An election campaign poster of Prime Minister Hun Sen's ruling Cambodian People's Party hangs on the back of a motorized rickshaw parked at a blocked street in front of the Royal Palace in Phnom Penh.
PHNOM PENH - University students and NGO representatives met on Monday to evaluate how well the ruling Cambodian People’s Party has kept its campaign promises from 2008, with a great majority saying they thought the CPP had done very little.

Two out of three participants said the ruling party had not done a good job keeping its promises from the 2008 campaign, after which the ruling party swept up 90 of 123 National Assembly seats. A handful of participants said the CPP had accomplished an “average” amount. No participants thought the CPP had done nearly all it had promised before that election.

The conference, which was organized by the Committee for Free and Fair Elections and included about 80 participants, comes ahead of the July 28 national elections, which will be preceded by a monthlong campaign period. Participants discussed 34 of 48 specific promises made by the ruling party in the run-up to the 2008 polls.

Koul Panha, executive director of Comfrel, said the evaluation should act as a reminder to politicians, especially those of the CPP, to be mindful of their promises. Results of the evaluation will be sent to other NGOs and ruling party officials and will be disseminated for further discussion on social media, he said.

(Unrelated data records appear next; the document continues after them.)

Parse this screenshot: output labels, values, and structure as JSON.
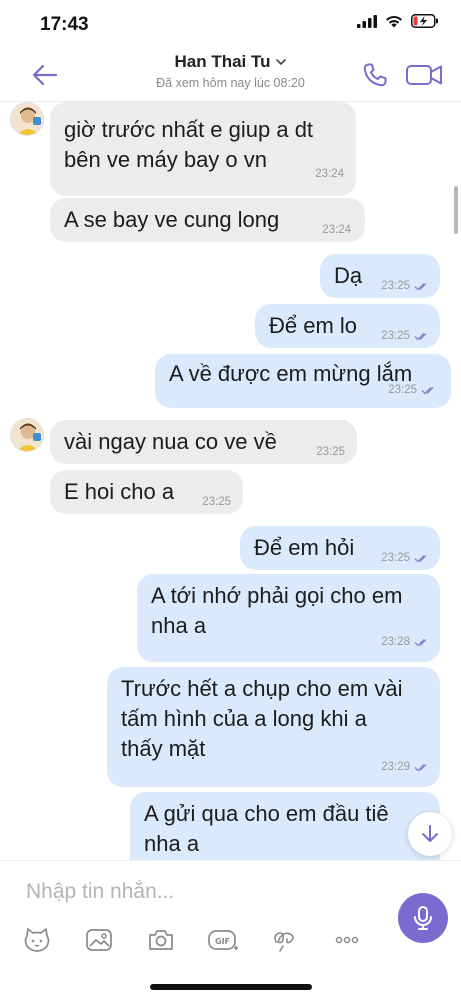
{
  "status_bar": {
    "time": "17:43"
  },
  "header": {
    "contact_name": "Han Thai Tu",
    "last_seen": "Đã xem hôm nay lúc 08:20"
  },
  "messages": [
    {
      "dir": "in",
      "text_lines": [
        "giờ trước nhất e giup a dt",
        "bên ve máy bay o vn"
      ],
      "time": "23:24"
    },
    {
      "dir": "in",
      "text_lines": [
        "A se bay ve cung long"
      ],
      "time": "23:24"
    },
    {
      "dir": "out",
      "text_lines": [
        "Dạ"
      ],
      "time": "23:25"
    },
    {
      "dir": "out",
      "text_lines": [
        "Để em lo"
      ],
      "time": "23:25"
    },
    {
      "dir": "out",
      "text_lines": [
        "A về được em mừng lắm"
      ],
      "time": "23:25"
    },
    {
      "dir": "in",
      "text_lines": [
        "vài ngay nua co ve về"
      ],
      "time": "23:25"
    },
    {
      "dir": "in",
      "text_lines": [
        "E hoi cho a"
      ],
      "time": "23:25"
    },
    {
      "dir": "out",
      "text_lines": [
        "Để em hỏi"
      ],
      "time": "23:25"
    },
    {
      "dir": "out",
      "text_lines": [
        "A tới nhớ phải gọi cho em",
        "nha a"
      ],
      "time": "23:28"
    },
    {
      "dir": "out",
      "text_lines": [
        "Trước hết a chụp cho em vài",
        "tấm hình của a long khi a",
        "thấy mặt"
      ],
      "time": "23:29"
    },
    {
      "dir": "out",
      "text_lines": [
        "A gửi qua cho em đầu tiê",
        "nha a"
      ],
      "time": ""
    }
  ],
  "composer": {
    "placeholder": "Nhập tin nhắn..."
  },
  "toolbar_icons": [
    "sticker-icon",
    "gallery-icon",
    "camera-icon",
    "gif-icon",
    "doodle-icon",
    "more-icon"
  ],
  "colors": {
    "accent": "#7b6bd0",
    "incoming_bubble": "#ececed",
    "outgoing_bubble": "#dbe9fd",
    "tick": "#8c86c9"
  }
}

Government spokesman Phay Siphan dismissed the evaluation, saying the selection sample was not a valid representation of the electorate.